  • China poised to join hunt for gravitational waves

Shares

Chinese scientists hope to join the search for gravitational waves in an ambitious project whose proponent, geophysicist Tang Keyun, considers would have a bigger impact on basic science than manned space flight.

The waves are theoretical ripples in space-time posited by Einstein to originate in supernovas or colliding black holes. They have never been observed to date. The China Einstein Gravitational Wave Observatory would complement similar initiatives in Europe, Japan and the United States, because of its location and operating frequencies, reports Ding Yimin in this article.

The Chinese government has yet to approve the project, which would cost US$75 million, and would involve building an L-shaped underground interferometer several kilometres long. Nearly two dozen Chinese institutes and universities have offered to work on a prototype interferometer, which may encourage the authorities to give the green light to a full-sized one.

Link to full article in Science 

Reference: Science 304, 375 (2004)

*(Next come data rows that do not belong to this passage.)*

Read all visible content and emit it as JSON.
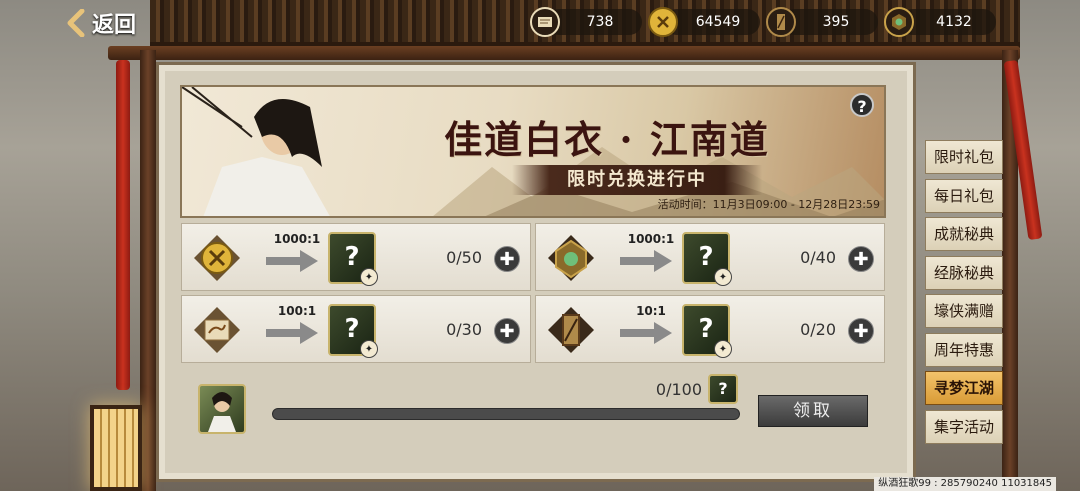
{
  "topbar": {
    "back_label": "返回",
    "resources": [
      {
        "icon": "scroll-icon",
        "value": "738",
        "color": "#e9dbb8"
      },
      {
        "icon": "coin-icon",
        "value": "64549",
        "color": "#e0b43a"
      },
      {
        "icon": "token-icon",
        "value": "395",
        "color": "#b08a4a"
      },
      {
        "icon": "jade-icon",
        "value": "4132",
        "color": "#6fbf7a"
      }
    ]
  },
  "banner": {
    "title": "佳道白衣 · 江南道",
    "subtitle": "限时兑换进行中",
    "time": "活动时间：11月3日09:00 - 12月28日23:59",
    "help": "?"
  },
  "exchanges": [
    {
      "icon": "coin-icon",
      "ratio": "1000:1",
      "count": "0/50",
      "target": "?"
    },
    {
      "icon": "jade-icon",
      "ratio": "1000:1",
      "count": "0/40",
      "target": "?"
    },
    {
      "icon": "scroll-icon",
      "ratio": "100:1",
      "count": "0/30",
      "target": "?"
    },
    {
      "icon": "token-icon",
      "ratio": "10:1",
      "count": "0/20",
      "target": "?"
    }
  ],
  "progress": {
    "count": "0/100",
    "fraction": 0.0,
    "chip": "?",
    "claim_label": "领取"
  },
  "side_tabs": [
    {
      "label": "限时礼包",
      "active": false
    },
    {
      "label": "每日礼包",
      "active": false
    },
    {
      "label": "成就秘典",
      "active": false
    },
    {
      "label": "经脉秘典",
      "active": false
    },
    {
      "label": "壕侠满赠",
      "active": false
    },
    {
      "label": "周年特惠",
      "active": false
    },
    {
      "label": "寻梦江湖",
      "active": true
    },
    {
      "label": "集字活动",
      "active": false
    }
  ],
  "watermark": "纵酒狂歌99 : 285790240 11031845",
  "colors": {
    "accent": "#d99b36",
    "ribbon": "#c9321f",
    "panel": "#d4cdbb"
  }
}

Republish
We encourage you to republish this article online and in print, it’s free under our creative commons attribution license, but please follow some simple guidelines:
  1. You have to credit our authors.
  2. You have to credit SciDev.Net — where possible include our logo with a link back to the original article.
  3. You can simply run the first few lines of the article and then add: “Read the full article on SciDev.Net” containing a link back to the original article.
  4. If you want to also take images published in this story you will need to confirm with the original source if you're licensed to use them.
  5. The easiest way to get the article on your site is to embed the code below.
For more information view our media page and republishing guidelines.